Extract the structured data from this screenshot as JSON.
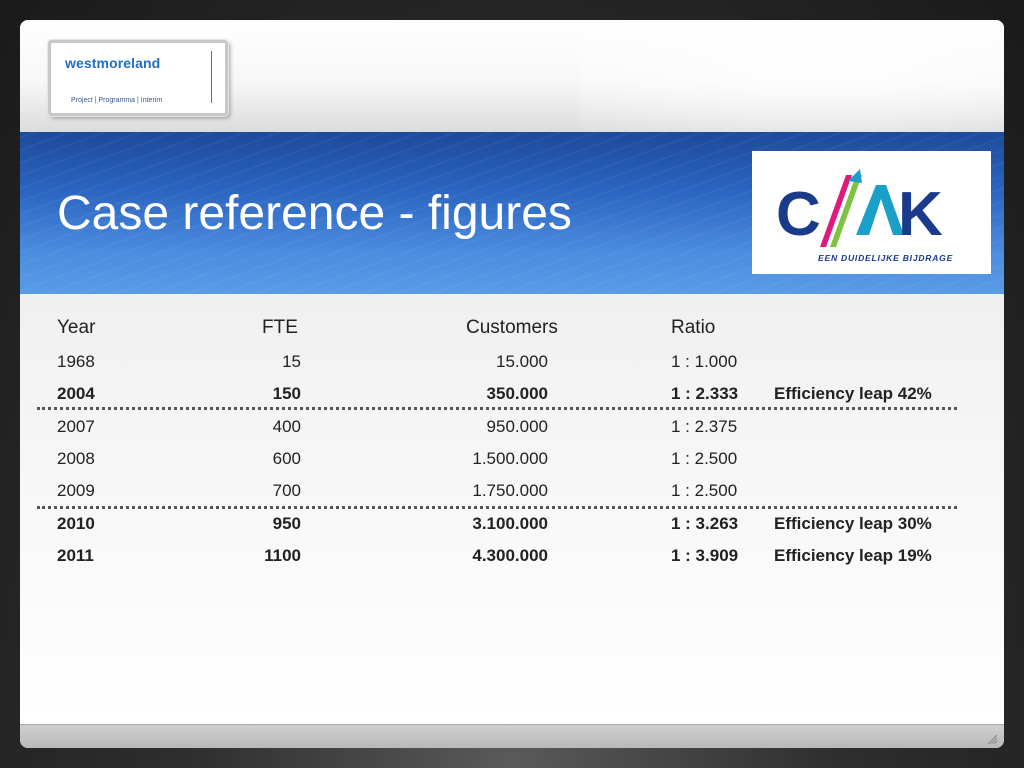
{
  "header": {
    "logo": {
      "name": "westmoreland",
      "tagline": "Project | Programma | Interim"
    }
  },
  "title": "Case reference - figures",
  "cak_logo": {
    "text": "C/AK",
    "tagline": "EEN DUIDELIJKE BIJDRAGE",
    "colors": {
      "navy": "#1a3a8c",
      "pink": "#e0197d",
      "green": "#7fc241",
      "teal": "#1aa0c8"
    }
  },
  "table": {
    "headers": {
      "year": "Year",
      "fte": "FTE",
      "customers": "Customers",
      "ratio": "Ratio"
    },
    "rows": [
      {
        "year": "1968",
        "fte": "15",
        "customers": "15.000",
        "ratio": "1 : 1.000",
        "note": "",
        "bold": false
      },
      {
        "year": "2004",
        "fte": "150",
        "customers": "350.000",
        "ratio": "1 : 2.333",
        "note": "Efficiency leap 42%",
        "bold": true
      },
      {
        "year": "2007",
        "fte": "400",
        "customers": "950.000",
        "ratio": "1 : 2.375",
        "note": "",
        "bold": false
      },
      {
        "year": "2008",
        "fte": "600",
        "customers": "1.500.000",
        "ratio": "1 : 2.500",
        "note": "",
        "bold": false
      },
      {
        "year": "2009",
        "fte": "700",
        "customers": "1.750.000",
        "ratio": "1 : 2.500",
        "note": "",
        "bold": false
      },
      {
        "year": "2010",
        "fte": "950",
        "customers": "3.100.000",
        "ratio": "1 : 3.263",
        "note": "Efficiency leap 30%",
        "bold": true
      },
      {
        "year": "2011",
        "fte": "1100",
        "customers": "4.300.000",
        "ratio": "1 : 3.909",
        "note": "Efficiency leap 19%",
        "bold": true
      }
    ]
  },
  "colors": {
    "title_band": "#2a63c0",
    "text": "#222222",
    "divider": "#555555"
  }
}
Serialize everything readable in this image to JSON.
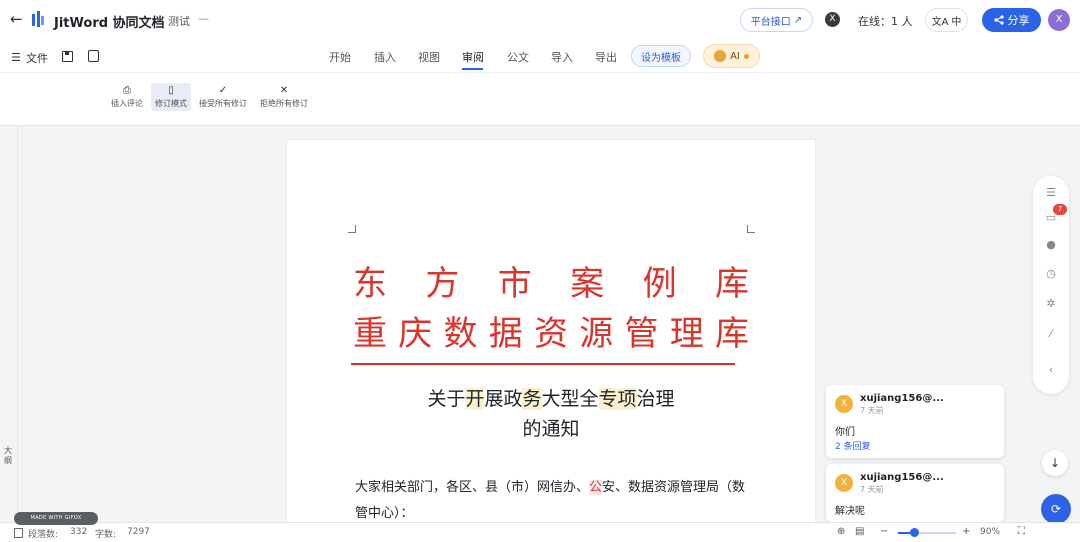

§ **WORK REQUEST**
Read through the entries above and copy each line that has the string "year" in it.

§ **REPLY TO THE TASK**
      "year": "Year",
        "year": "1968",
        "year": "2004",
        "year": "2007",
        "year": "2008",
        "year": "2009",
        "year": "2010",
        "year": "2011",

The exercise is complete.